'''

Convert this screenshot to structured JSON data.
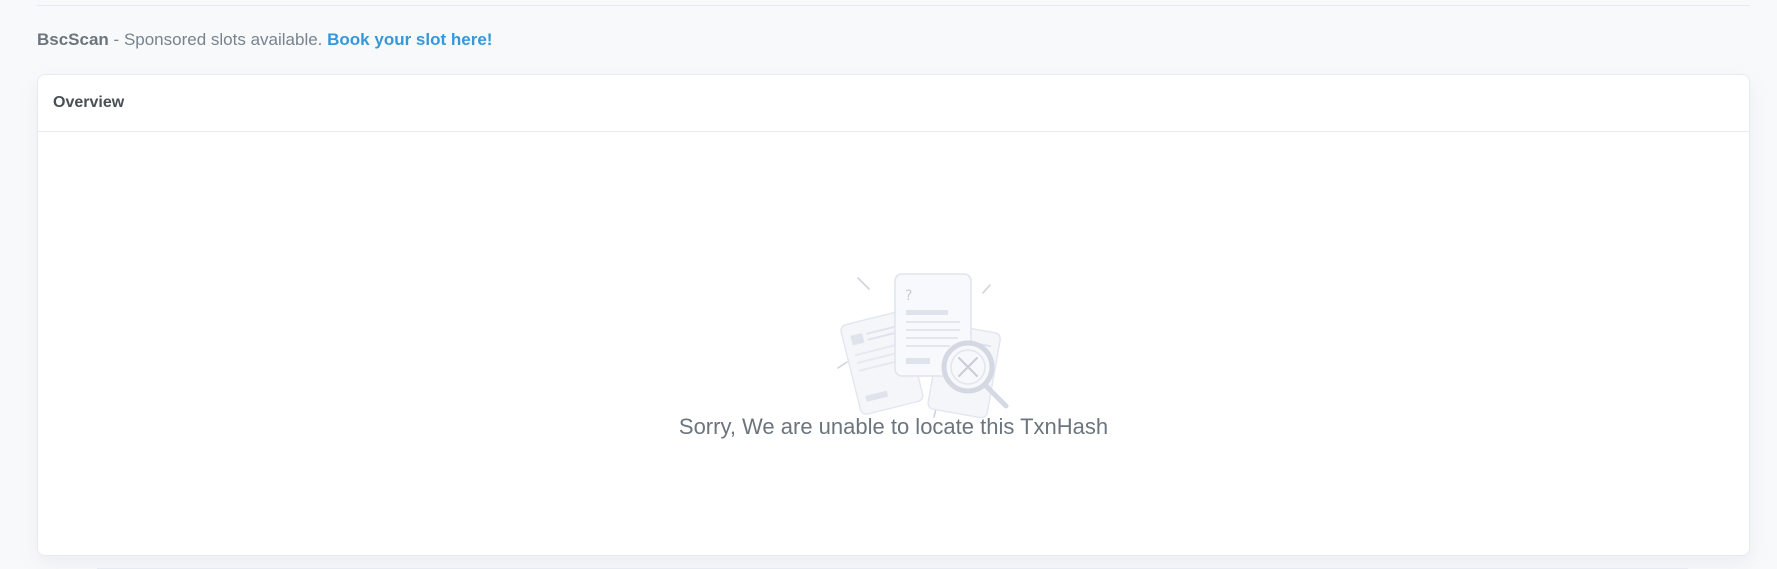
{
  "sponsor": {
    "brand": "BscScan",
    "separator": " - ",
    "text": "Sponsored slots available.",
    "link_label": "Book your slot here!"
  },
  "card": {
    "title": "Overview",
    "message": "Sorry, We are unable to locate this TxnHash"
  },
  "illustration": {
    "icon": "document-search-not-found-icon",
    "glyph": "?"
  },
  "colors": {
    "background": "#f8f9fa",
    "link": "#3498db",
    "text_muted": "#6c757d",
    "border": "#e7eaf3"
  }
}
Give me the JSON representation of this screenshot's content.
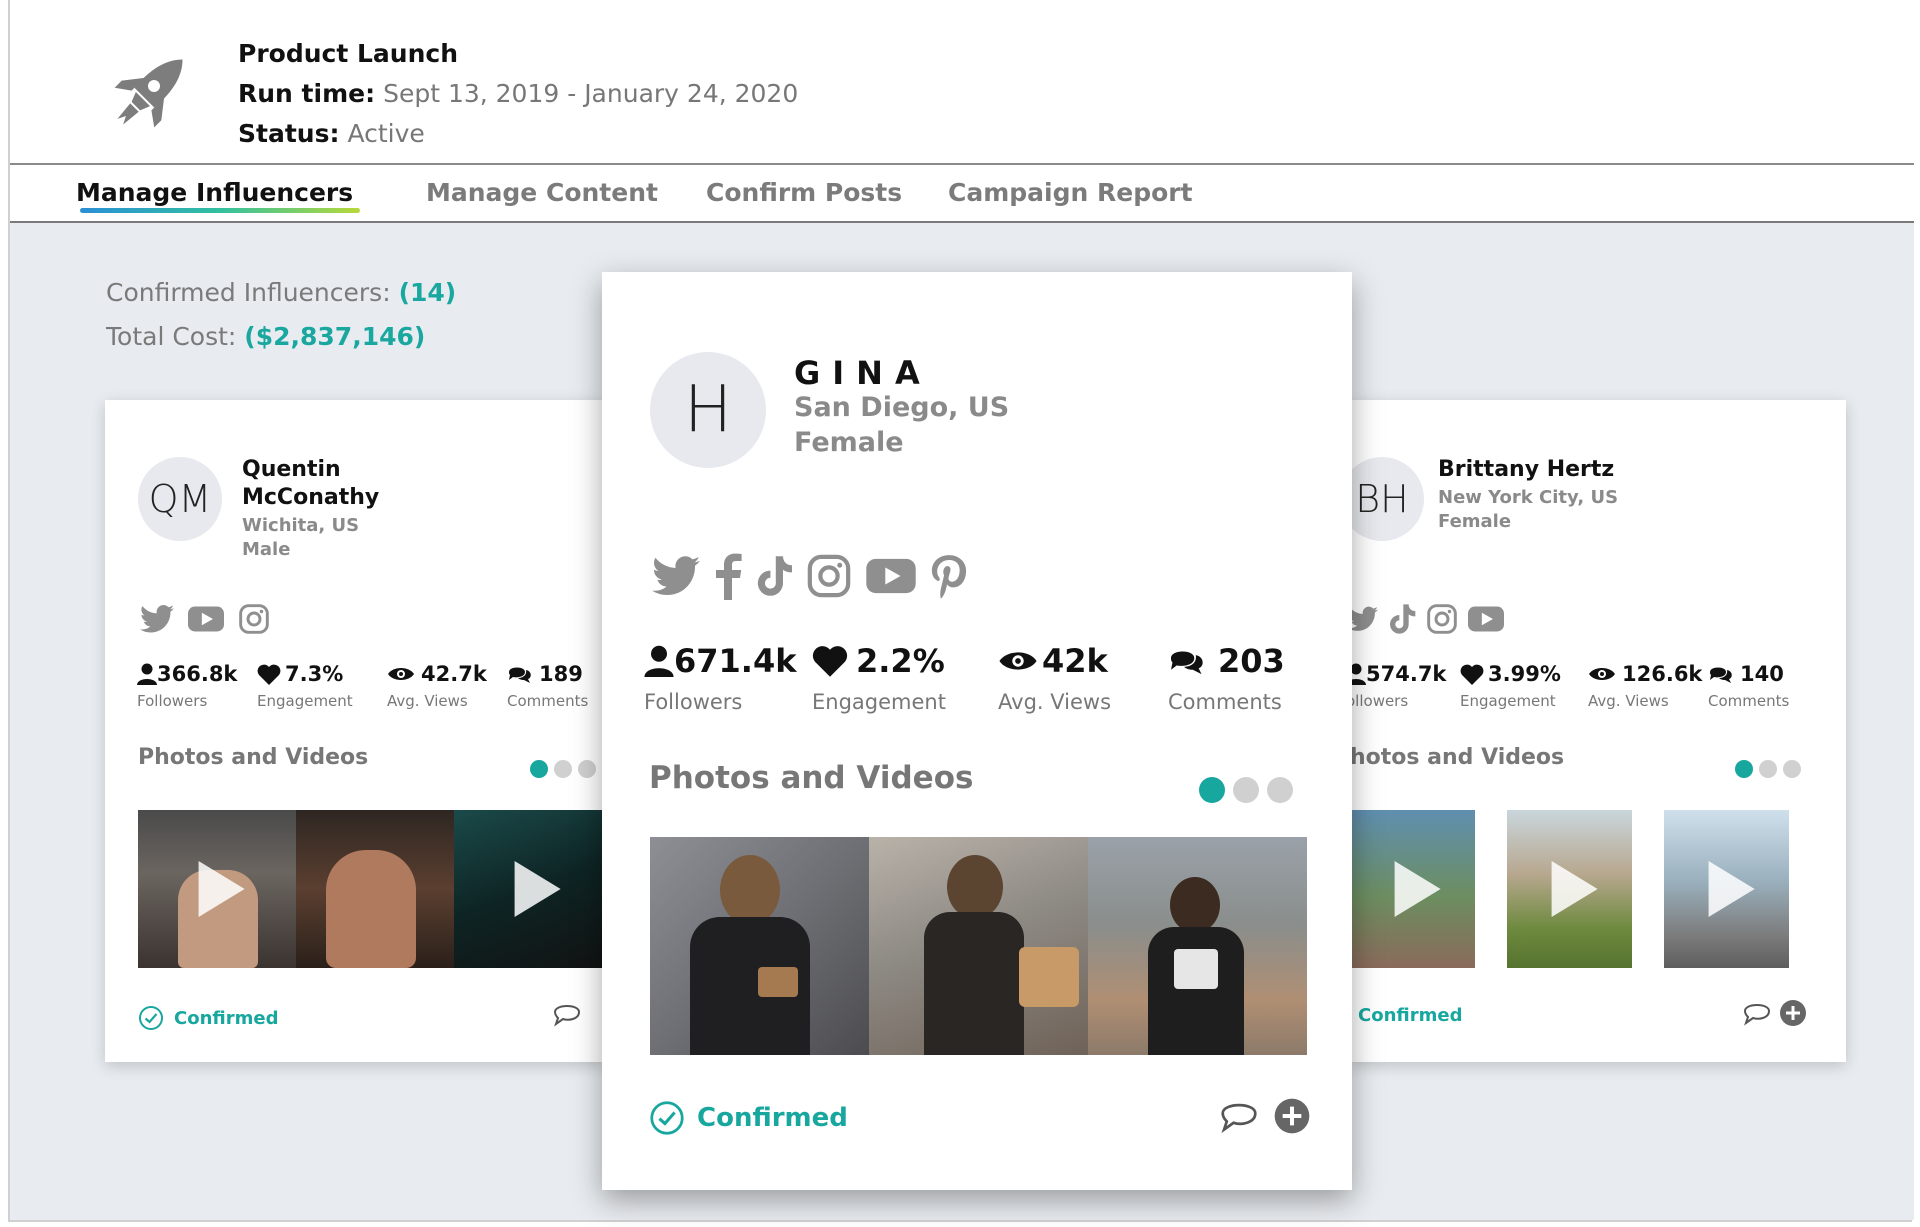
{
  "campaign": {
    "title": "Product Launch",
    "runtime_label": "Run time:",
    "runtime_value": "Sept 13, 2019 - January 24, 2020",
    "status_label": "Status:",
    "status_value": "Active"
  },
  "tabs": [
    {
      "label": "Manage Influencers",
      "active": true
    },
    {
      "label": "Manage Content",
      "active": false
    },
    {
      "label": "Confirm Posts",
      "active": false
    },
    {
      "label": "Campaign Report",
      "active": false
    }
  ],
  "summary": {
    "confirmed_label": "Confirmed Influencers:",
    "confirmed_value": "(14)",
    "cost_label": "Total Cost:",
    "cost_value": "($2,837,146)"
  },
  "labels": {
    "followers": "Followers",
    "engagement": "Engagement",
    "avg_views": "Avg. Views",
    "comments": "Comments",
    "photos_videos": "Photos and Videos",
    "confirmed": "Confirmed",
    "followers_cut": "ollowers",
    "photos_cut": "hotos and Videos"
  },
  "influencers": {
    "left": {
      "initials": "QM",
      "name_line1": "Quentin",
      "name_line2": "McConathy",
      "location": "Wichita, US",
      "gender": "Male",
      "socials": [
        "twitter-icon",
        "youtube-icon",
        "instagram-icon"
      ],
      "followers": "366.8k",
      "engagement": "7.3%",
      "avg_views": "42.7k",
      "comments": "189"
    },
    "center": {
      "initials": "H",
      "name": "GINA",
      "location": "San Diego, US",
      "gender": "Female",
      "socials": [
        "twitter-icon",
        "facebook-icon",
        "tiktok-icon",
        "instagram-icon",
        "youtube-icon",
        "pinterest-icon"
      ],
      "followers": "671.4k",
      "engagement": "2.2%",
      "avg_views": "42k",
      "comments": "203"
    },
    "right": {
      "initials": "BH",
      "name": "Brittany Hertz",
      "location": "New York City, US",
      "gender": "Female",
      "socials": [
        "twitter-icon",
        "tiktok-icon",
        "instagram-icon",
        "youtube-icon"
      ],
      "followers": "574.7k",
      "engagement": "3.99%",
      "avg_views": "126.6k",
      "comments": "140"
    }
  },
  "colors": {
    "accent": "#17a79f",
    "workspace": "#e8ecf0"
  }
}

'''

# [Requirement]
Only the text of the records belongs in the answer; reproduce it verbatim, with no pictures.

# [Task solution]
Convert this screenshot to structured JSON data.
{
  "sponsor": {
    "brand": "BscScan",
    "separator": " - ",
    "text": "Sponsored slots available.",
    "link_label": "Book your slot here!"
  },
  "card": {
    "title": "Overview",
    "message": "Sorry, We are unable to locate this TxnHash"
  },
  "illustration": {
    "icon": "document-search-not-found-icon",
    "glyph": "?"
  },
  "colors": {
    "background": "#f8f9fa",
    "link": "#3498db",
    "text_muted": "#6c757d",
    "border": "#e7eaf3"
  }
}
Give me the JSON representation of this screenshot's content.
{
  "campaign": {
    "title": "Product Launch",
    "runtime_label": "Run time:",
    "runtime_value": "Sept 13, 2019 - January 24, 2020",
    "status_label": "Status:",
    "status_value": "Active"
  },
  "tabs": [
    {
      "label": "Manage Influencers",
      "active": true
    },
    {
      "label": "Manage Content",
      "active": false
    },
    {
      "label": "Confirm Posts",
      "active": false
    },
    {
      "label": "Campaign Report",
      "active": false
    }
  ],
  "summary": {
    "confirmed_label": "Confirmed Influencers:",
    "confirmed_value": "(14)",
    "cost_label": "Total Cost:",
    "cost_value": "($2,837,146)"
  },
  "labels": {
    "followers": "Followers",
    "engagement": "Engagement",
    "avg_views": "Avg. Views",
    "comments": "Comments",
    "photos_videos": "Photos and Videos",
    "confirmed": "Confirmed",
    "followers_cut": "ollowers",
    "photos_cut": "hotos and Videos"
  },
  "influencers": {
    "left": {
      "initials": "QM",
      "name_line1": "Quentin",
      "name_line2": "McConathy",
      "location": "Wichita, US",
      "gender": "Male",
      "socials": [
        "twitter-icon",
        "youtube-icon",
        "instagram-icon"
      ],
      "followers": "366.8k",
      "engagement": "7.3%",
      "avg_views": "42.7k",
      "comments": "189"
    },
    "center": {
      "initials": "H",
      "name": "GINA",
      "location": "San Diego, US",
      "gender": "Female",
      "socials": [
        "twitter-icon",
        "facebook-icon",
        "tiktok-icon",
        "instagram-icon",
        "youtube-icon",
        "pinterest-icon"
      ],
      "followers": "671.4k",
      "engagement": "2.2%",
      "avg_views": "42k",
      "comments": "203"
    },
    "right": {
      "initials": "BH",
      "name": "Brittany Hertz",
      "location": "New York City, US",
      "gender": "Female",
      "socials": [
        "twitter-icon",
        "tiktok-icon",
        "instagram-icon",
        "youtube-icon"
      ],
      "followers": "574.7k",
      "engagement": "3.99%",
      "avg_views": "126.6k",
      "comments": "140"
    }
  },
  "colors": {
    "accent": "#17a79f",
    "workspace": "#e8ecf0"
  }
}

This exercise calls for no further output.